punish him, but the Prophet's attitude was totally different. Calm and composed he asked
the young man to come closer to him and asked: "Would you approve of it [fornication]
for your mother?" The young man replied: "No" The Prophet (.SA'AS) said:
"[Other] people also would not approve of it for their mothers." Then the
Prophet (SA'AS) repeatedly asked the young man whether he would approve of it for his
daughter, sister, or aunt? Each time the man answered "No," and each time the
Prophet (.SAAS) added that "[Other] people would not approve of it for theirs."
He then held the young man's hand and said: "May Allah forgive his [the young man's] sins, purify his heart, and fortify
him [against such desires]."
The Prophet's sympathetic attitude clearly indicates a gesture of good-will, a conviction
in that inborn goodness of man which outweighs the elements of evil which could only be
transient. So he compassionately and patiently discussed the issue with him until he was
able to convince him of its wrongfulness. Not only did he do that, but the Prophet (SAAS)
prayed to Allah to forgive and guide him. Extremists could argue that leniency on this
occasion was understandable, as the young man had not actually committed fornication.
Let us, therefore, consider the following example: A
married adulteress became pregnant, confessed her sin to the Prophet (.SAAS), and
determinately and repeatedly insisted that she should be stoned to death to expiate her
sin. When Khalid ibn al Walid (RAA) cursed her as she was being stoned, the Prophet (SAAS)

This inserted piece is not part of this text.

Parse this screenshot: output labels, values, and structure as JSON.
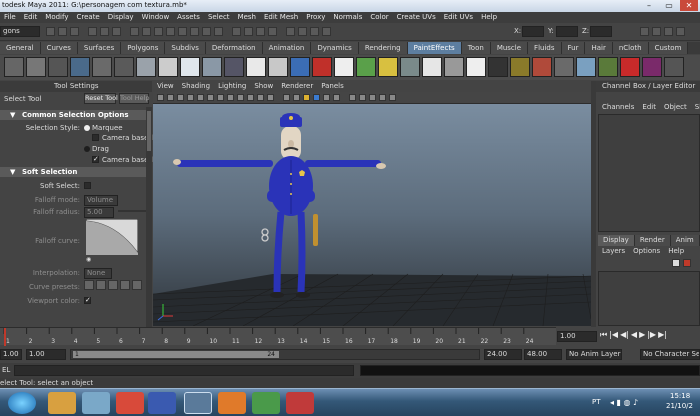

said to him: "Khalid, be gentle.
By Him in whose hand is my life, she has made such repentance that even if a wrongful tax
collector were to repent he would have been forgiven."
Some may argue that this woman had transgressed but then
repented. Here, therefore, is another example: During the lifetime of the Prophet (.SA'AS)
there was an alcoholic who was repeatedly brought to the Prophet (SA'AS) and was
repeatedly punished, yet still persisted. One day when he was brought again on the same
charge and was lashed, a man from among the people said: "May Allah curse him! How
frequently has he been brought [to the Prophet (SA'AS) to be punished]?" The Prophet
(SA'AS) said: "Do not curse him.
By Allah I know he loves Allah and His Messenger."
It is also reported that the Prophet (SA'AS) said: "Do not assist Satan against your brother."
The Prophet (SA'AS) prevented them from cursing him because
their action could create discord and illfeeling between the man and his Muslim
brothers-his transgression should not sever the bond of brotherhood between him and other
Muslims. Deep contemplation of the above examples and incidents amply demonstrates the
Prophet's insight into the inherent element of goodness in man. We need, more than ever
before, to study and follow the exemplary pattern that the Prophet (.SAAS) has set for us.
Those extremists who indiscriminately accuse whoever makes a mistake of kufr or shirk must
understand that they have to change their strategy and learn that a great deal of the
corruption and perversion they abhor results mainly from ignorance of Islam, bad company,
or forgetfulness. The solution is to help people overcome and defeat all these problems.
To be harsh, to accuse others of kufr, and to find fault with whatever they do only serves
to alienate and estrange them. A wise man once said: "Rather than cursing darkness, try to light a candle for the
This is my advice for the enthusiastic and sincere young Muslims whom I hold very dear. My
intention in all this is found in the following words of Prophet Shuayb (AA) as revealed
in the Quran:
I only desire [your] betterment to the
best of my power: and my success [in my task] can only come from Allah. In Him I trust,
and unto Him I look.